§ PROBLEM DETAILS
Gather each line in the entries that includes the string "name".

§ RECORDS PROVIDED
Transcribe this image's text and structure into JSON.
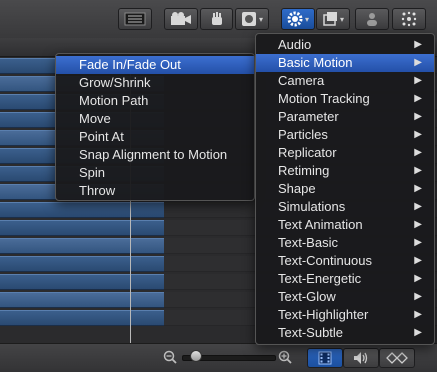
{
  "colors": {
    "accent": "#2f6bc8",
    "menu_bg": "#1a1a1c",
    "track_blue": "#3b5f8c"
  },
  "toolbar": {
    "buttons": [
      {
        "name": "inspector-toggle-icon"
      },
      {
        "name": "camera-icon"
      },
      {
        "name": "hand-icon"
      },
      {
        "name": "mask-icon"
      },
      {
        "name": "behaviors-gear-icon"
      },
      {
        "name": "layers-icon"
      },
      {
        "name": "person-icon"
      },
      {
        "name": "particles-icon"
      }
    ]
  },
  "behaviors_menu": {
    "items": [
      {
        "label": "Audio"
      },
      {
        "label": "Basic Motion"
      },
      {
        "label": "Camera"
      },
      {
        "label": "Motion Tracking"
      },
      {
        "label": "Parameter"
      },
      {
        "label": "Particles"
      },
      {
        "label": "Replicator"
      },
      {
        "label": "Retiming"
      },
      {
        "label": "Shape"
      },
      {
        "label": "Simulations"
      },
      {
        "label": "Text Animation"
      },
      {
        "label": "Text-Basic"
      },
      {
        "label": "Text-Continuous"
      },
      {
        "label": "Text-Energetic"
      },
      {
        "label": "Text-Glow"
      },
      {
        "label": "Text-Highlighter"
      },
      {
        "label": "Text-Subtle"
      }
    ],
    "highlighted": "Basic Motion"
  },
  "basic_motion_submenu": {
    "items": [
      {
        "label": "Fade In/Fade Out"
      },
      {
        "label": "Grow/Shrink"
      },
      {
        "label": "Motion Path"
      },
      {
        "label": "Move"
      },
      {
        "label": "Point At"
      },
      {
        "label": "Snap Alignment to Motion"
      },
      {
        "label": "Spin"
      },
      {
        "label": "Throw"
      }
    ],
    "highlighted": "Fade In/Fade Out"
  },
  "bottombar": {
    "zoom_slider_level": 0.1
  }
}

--

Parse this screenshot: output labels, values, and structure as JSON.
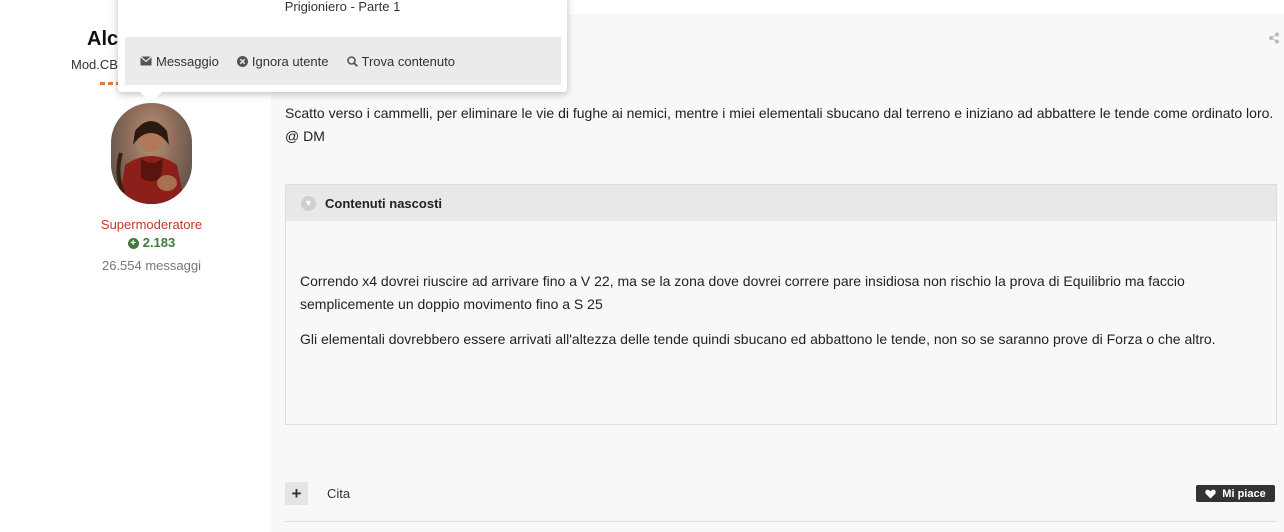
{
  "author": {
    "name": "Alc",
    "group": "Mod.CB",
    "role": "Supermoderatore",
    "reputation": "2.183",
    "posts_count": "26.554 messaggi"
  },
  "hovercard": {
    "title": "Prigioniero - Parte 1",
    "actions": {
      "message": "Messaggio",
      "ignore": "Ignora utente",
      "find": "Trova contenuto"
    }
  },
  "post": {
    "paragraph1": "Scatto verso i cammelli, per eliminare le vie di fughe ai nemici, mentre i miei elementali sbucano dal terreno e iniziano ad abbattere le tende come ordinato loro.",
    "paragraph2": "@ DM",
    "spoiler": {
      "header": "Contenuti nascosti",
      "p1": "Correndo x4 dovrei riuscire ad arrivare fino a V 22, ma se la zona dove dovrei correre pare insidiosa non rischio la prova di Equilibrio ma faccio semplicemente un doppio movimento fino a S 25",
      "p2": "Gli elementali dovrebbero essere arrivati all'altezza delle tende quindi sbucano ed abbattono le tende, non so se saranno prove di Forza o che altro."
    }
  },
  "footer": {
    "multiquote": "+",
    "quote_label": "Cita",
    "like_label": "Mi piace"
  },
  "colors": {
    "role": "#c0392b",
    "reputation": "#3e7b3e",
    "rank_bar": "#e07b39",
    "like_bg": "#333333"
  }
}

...

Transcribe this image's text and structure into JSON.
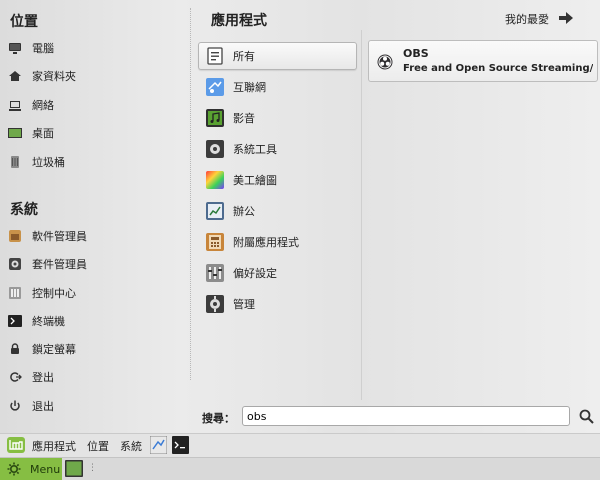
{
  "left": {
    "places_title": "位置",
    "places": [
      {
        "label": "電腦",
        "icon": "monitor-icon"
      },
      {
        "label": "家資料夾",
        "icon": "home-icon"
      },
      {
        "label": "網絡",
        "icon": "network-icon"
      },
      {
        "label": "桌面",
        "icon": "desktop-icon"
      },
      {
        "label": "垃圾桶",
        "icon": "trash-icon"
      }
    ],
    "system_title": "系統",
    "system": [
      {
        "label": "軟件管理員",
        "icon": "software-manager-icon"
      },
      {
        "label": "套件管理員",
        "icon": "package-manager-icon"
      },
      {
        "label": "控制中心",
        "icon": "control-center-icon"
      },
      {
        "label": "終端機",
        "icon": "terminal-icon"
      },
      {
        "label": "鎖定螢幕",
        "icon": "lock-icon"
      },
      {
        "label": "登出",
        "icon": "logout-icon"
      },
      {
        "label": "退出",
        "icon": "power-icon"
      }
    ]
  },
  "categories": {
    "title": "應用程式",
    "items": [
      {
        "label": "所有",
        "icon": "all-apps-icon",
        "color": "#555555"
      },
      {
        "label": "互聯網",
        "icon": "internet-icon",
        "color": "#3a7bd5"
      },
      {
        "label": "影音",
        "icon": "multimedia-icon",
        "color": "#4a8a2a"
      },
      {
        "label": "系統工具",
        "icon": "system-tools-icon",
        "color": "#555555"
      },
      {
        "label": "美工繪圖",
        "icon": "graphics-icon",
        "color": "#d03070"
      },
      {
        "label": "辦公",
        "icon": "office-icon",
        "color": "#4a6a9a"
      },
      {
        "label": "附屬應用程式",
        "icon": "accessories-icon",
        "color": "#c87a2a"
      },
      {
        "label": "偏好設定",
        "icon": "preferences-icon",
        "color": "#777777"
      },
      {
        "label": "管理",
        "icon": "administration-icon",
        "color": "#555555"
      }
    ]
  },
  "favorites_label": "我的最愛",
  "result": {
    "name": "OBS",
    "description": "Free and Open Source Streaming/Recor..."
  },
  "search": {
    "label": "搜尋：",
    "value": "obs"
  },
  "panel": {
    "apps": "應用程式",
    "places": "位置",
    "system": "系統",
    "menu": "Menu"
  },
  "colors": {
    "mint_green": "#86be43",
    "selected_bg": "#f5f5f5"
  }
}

§ WRITTEN SOLUTION
        "name": "inspector-toggle-icon"
        "name": "camera-icon"
        "name": "hand-icon"
        "name": "mask-icon"
        "name": "behaviors-gear-icon"
        "name": "layers-icon"
        "name": "person-icon"
        "name": "particles-icon"
    "name": "Alc",
    "name": "OBS",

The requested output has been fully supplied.